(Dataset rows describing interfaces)

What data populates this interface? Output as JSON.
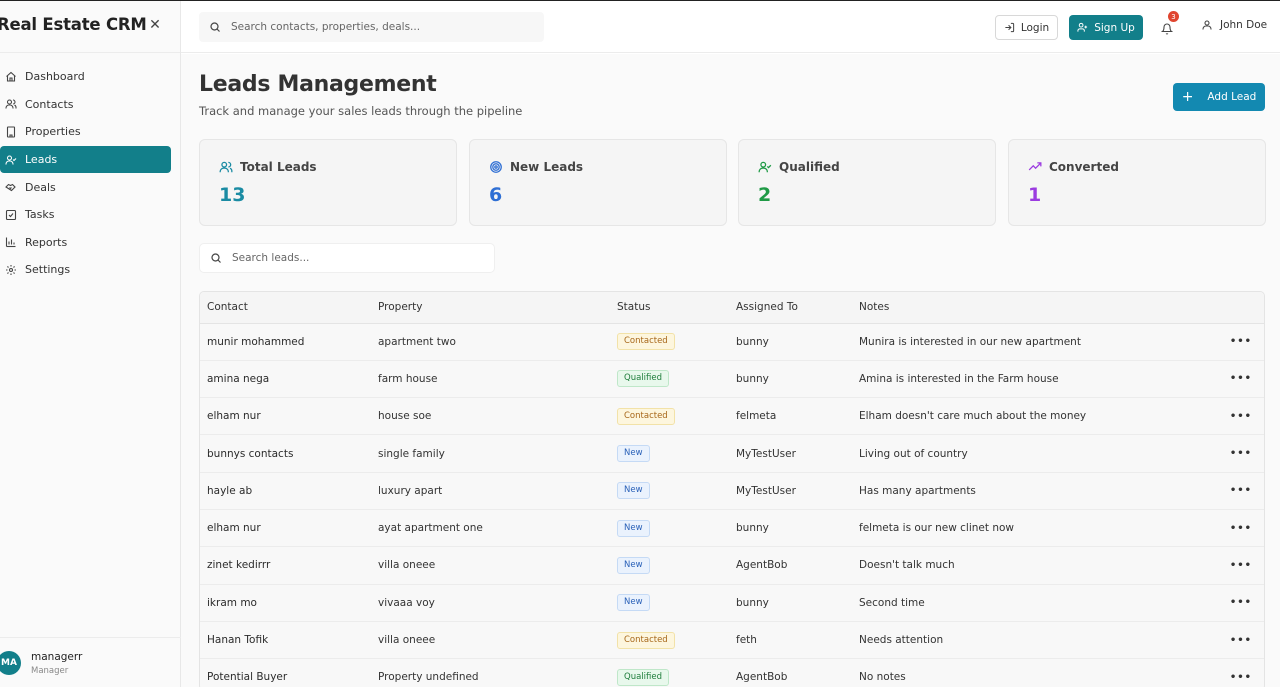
{
  "app": {
    "title": "Real Estate CRM"
  },
  "sidebar": {
    "items": [
      {
        "label": "Dashboard",
        "icon": "home-icon",
        "active": false
      },
      {
        "label": "Contacts",
        "icon": "users-icon",
        "active": false
      },
      {
        "label": "Properties",
        "icon": "building-icon",
        "active": false
      },
      {
        "label": "Leads",
        "icon": "user-check-icon",
        "active": true
      },
      {
        "label": "Deals",
        "icon": "handshake-icon",
        "active": false
      },
      {
        "label": "Tasks",
        "icon": "checkbox-icon",
        "active": false
      },
      {
        "label": "Reports",
        "icon": "bar-chart-icon",
        "active": false
      },
      {
        "label": "Settings",
        "icon": "gear-icon",
        "active": false
      }
    ],
    "user": {
      "initials": "MA",
      "name": "managerr",
      "role": "Manager"
    }
  },
  "topbar": {
    "search_placeholder": "Search contacts, properties, deals...",
    "login_label": "Login",
    "signup_label": "Sign Up",
    "notification_count": "3",
    "user_name": "John Doe"
  },
  "page": {
    "title": "Leads Management",
    "subtitle": "Track and manage your sales leads through the pipeline",
    "add_label": "Add Lead"
  },
  "stats": [
    {
      "label": "Total Leads",
      "value": "13",
      "color": "#1a8ba3",
      "icon": "users-icon"
    },
    {
      "label": "New Leads",
      "value": "6",
      "color": "#2f6fd4",
      "icon": "target-icon"
    },
    {
      "label": "Qualified",
      "value": "2",
      "color": "#1f9a46",
      "icon": "user-check-icon"
    },
    {
      "label": "Converted",
      "value": "1",
      "color": "#9b3be0",
      "icon": "trending-up-icon"
    }
  ],
  "leads_search_placeholder": "Search leads...",
  "table": {
    "headers": [
      "Contact",
      "Property",
      "Status",
      "Assigned To",
      "Notes"
    ],
    "rows": [
      {
        "contact": "munir mohammed",
        "property": "apartment two",
        "status": "Contacted",
        "assigned": "bunny",
        "notes": "Munira is interested in our new apartment"
      },
      {
        "contact": "amina nega",
        "property": "farm house",
        "status": "Qualified",
        "assigned": "bunny",
        "notes": "Amina is interested in the Farm house"
      },
      {
        "contact": "elham nur",
        "property": "house soe",
        "status": "Contacted",
        "assigned": "felmeta",
        "notes": "Elham doesn't care much about the money"
      },
      {
        "contact": "bunnys contacts",
        "property": "single family",
        "status": "New",
        "assigned": "MyTestUser",
        "notes": "Living out of country"
      },
      {
        "contact": "hayle ab",
        "property": "luxury apart",
        "status": "New",
        "assigned": "MyTestUser",
        "notes": "Has many apartments"
      },
      {
        "contact": "elham nur",
        "property": "ayat apartment one",
        "status": "New",
        "assigned": "bunny",
        "notes": "felmeta is our new clinet now"
      },
      {
        "contact": "zinet kedirrr",
        "property": "villa oneee",
        "status": "New",
        "assigned": "AgentBob",
        "notes": "Doesn't talk much"
      },
      {
        "contact": "ikram mo",
        "property": "vivaaa voy",
        "status": "New",
        "assigned": "bunny",
        "notes": "Second time"
      },
      {
        "contact": "Hanan Tofik",
        "property": "villa oneee",
        "status": "Contacted",
        "assigned": "feth",
        "notes": "Needs attention"
      },
      {
        "contact": "Potential Buyer",
        "property": "Property undefined",
        "status": "Qualified",
        "assigned": "AgentBob",
        "notes": "No notes"
      }
    ]
  }
}
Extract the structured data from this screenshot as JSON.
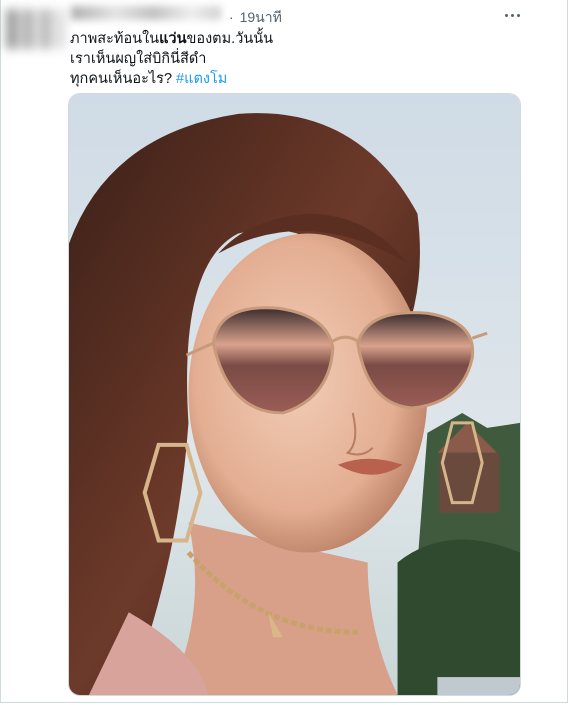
{
  "tweet": {
    "time_label": "19นาที",
    "time_separator": "·",
    "text_line1_a": "ภาพสะท้อนใน",
    "text_line1_bold": "แว่น",
    "text_line1_b": "ของตม.วันนั้น",
    "text_line2": "เราเห็นผญใส่บิกินี่สีดำ",
    "text_line3": "ทุกคนเห็นอะไร? ",
    "hashtag": "#แตงโม",
    "more_icon": "more-horizontal-icon"
  },
  "colors": {
    "text": "#0f1419",
    "secondary": "#536471",
    "link": "#1d9bf0",
    "border": "#cfd9de"
  }
}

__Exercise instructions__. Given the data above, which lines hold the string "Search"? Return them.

__Answer box__.
    "search_placeholder": "Search contacts, properties, deals...",
  "leads_search_placeholder": "Search leads...",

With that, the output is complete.